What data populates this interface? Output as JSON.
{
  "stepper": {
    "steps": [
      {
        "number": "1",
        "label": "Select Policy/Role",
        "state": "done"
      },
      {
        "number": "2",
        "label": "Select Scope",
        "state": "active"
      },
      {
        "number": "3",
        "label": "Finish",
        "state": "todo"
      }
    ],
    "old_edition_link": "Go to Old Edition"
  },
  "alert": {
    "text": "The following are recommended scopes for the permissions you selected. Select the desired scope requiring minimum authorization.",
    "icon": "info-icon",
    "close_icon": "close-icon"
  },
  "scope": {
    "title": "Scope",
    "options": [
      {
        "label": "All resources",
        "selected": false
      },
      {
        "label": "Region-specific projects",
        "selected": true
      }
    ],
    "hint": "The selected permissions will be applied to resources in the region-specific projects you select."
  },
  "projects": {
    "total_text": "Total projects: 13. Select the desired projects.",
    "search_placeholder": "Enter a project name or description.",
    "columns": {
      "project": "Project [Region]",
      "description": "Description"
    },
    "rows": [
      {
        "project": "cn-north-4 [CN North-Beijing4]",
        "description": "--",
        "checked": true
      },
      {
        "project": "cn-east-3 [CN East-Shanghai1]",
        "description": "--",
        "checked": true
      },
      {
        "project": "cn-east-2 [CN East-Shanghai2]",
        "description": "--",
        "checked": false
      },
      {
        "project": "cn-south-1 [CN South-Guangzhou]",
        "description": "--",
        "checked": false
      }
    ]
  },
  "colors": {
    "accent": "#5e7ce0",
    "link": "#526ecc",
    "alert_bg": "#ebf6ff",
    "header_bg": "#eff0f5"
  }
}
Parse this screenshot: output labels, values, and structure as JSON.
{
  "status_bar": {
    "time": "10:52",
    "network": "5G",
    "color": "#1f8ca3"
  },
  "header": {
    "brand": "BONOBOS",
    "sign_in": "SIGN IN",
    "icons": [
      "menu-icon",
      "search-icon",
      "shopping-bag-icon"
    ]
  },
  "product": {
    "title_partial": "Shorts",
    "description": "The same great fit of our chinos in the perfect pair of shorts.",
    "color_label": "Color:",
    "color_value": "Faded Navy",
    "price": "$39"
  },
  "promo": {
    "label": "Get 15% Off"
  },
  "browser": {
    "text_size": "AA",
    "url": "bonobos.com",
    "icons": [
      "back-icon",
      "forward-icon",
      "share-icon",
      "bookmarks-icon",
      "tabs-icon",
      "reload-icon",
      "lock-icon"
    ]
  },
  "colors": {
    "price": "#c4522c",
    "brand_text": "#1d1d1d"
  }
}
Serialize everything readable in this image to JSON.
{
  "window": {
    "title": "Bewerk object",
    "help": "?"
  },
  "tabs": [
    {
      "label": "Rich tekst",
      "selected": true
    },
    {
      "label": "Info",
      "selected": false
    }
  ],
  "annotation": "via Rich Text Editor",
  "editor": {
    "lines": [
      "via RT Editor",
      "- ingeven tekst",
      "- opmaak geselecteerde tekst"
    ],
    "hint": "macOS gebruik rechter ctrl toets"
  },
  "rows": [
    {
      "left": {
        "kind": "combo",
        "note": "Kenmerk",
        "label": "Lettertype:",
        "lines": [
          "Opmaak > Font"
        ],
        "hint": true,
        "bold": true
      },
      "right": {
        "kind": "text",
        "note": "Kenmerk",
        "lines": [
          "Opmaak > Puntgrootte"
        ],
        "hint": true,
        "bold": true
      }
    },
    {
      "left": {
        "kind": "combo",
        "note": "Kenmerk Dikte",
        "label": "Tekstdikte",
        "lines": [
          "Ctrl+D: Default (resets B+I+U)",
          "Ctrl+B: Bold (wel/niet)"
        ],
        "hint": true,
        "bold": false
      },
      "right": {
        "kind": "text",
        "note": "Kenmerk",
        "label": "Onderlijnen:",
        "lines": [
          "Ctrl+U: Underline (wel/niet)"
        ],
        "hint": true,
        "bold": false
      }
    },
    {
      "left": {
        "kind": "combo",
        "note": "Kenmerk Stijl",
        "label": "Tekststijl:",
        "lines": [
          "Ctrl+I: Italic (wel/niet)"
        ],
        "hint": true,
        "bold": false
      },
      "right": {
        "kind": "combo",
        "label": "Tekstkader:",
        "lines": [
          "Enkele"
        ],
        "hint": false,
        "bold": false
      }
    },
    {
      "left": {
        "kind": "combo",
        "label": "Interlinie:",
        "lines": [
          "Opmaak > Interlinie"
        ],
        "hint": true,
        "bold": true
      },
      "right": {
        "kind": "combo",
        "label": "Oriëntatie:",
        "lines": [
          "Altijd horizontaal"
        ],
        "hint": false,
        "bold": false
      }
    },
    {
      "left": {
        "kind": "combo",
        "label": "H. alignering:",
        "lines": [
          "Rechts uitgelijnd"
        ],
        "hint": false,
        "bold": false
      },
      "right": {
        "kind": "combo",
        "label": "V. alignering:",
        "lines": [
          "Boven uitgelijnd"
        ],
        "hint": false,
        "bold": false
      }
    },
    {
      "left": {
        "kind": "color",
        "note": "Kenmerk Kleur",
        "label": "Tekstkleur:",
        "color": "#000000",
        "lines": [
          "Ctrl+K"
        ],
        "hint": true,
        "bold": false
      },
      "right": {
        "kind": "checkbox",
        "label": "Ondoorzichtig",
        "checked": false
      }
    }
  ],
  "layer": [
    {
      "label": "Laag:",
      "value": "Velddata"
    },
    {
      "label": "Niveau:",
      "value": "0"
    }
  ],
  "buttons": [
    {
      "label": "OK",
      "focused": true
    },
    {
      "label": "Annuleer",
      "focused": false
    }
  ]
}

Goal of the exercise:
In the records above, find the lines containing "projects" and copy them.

Response:
        "label": "Region-specific projects",
    "hint": "The selected permissions will be applied to resources in the region-specific projects you select."
  "projects": {
    "total_text": "Total projects: 13. Select the desired projects.",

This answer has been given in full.